(Dataset rows for apps and sites)
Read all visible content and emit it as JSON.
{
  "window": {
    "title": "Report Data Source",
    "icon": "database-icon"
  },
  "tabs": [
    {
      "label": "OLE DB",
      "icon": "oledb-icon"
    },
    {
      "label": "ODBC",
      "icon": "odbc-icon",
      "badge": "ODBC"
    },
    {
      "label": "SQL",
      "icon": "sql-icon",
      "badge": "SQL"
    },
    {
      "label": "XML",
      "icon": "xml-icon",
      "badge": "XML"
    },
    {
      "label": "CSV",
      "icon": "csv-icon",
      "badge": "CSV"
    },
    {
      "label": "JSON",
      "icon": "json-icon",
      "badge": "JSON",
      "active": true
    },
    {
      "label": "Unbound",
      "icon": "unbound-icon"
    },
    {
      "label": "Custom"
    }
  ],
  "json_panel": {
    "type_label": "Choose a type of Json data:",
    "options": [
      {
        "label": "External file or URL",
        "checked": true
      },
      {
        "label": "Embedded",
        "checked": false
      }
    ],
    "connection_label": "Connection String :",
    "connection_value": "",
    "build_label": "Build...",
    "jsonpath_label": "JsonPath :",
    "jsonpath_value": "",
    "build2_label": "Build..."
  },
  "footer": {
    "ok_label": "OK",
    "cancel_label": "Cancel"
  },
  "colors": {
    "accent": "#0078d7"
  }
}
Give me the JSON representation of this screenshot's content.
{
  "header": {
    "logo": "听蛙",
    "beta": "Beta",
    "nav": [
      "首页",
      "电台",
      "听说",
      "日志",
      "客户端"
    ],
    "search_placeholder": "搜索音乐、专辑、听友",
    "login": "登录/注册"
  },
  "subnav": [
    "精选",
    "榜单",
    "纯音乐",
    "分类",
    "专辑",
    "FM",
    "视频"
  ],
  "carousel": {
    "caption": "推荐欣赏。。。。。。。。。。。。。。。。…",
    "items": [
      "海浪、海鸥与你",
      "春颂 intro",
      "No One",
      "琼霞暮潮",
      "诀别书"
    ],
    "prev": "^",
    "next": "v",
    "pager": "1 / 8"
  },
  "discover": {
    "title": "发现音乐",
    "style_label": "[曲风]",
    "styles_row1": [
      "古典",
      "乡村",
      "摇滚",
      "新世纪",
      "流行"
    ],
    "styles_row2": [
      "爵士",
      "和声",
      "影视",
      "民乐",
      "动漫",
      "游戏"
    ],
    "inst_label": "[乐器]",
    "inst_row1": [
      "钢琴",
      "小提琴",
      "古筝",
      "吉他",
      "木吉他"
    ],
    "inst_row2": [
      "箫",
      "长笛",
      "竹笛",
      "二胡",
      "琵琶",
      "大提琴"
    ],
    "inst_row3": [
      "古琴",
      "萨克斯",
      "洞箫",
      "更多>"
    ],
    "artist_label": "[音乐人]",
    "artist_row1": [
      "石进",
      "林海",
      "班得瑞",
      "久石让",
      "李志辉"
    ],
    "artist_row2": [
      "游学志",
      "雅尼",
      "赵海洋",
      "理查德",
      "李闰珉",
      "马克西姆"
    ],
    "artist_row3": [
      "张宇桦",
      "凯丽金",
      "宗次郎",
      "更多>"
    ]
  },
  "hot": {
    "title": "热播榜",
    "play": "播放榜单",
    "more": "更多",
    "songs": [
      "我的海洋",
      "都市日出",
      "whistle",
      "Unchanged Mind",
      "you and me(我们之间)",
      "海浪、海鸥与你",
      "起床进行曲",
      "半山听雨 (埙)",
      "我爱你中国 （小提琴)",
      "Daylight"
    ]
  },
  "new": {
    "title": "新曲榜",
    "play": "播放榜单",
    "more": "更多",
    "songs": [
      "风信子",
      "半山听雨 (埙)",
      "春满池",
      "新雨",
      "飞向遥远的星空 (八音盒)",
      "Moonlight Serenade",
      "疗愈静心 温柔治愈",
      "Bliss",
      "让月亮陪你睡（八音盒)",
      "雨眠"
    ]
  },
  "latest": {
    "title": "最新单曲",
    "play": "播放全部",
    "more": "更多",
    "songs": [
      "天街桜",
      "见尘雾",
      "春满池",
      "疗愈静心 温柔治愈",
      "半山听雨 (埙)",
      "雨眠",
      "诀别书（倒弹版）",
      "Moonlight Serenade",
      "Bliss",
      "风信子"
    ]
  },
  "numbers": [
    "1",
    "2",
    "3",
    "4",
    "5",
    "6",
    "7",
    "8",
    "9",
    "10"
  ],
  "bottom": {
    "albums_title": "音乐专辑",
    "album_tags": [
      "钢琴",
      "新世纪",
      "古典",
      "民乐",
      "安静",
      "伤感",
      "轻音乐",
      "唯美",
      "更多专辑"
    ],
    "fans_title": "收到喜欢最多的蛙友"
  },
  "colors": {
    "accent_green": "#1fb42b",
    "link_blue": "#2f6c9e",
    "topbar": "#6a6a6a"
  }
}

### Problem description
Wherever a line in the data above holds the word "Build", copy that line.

### Exercise result
    "build_label": "Build...",
    "build2_label": "Build..."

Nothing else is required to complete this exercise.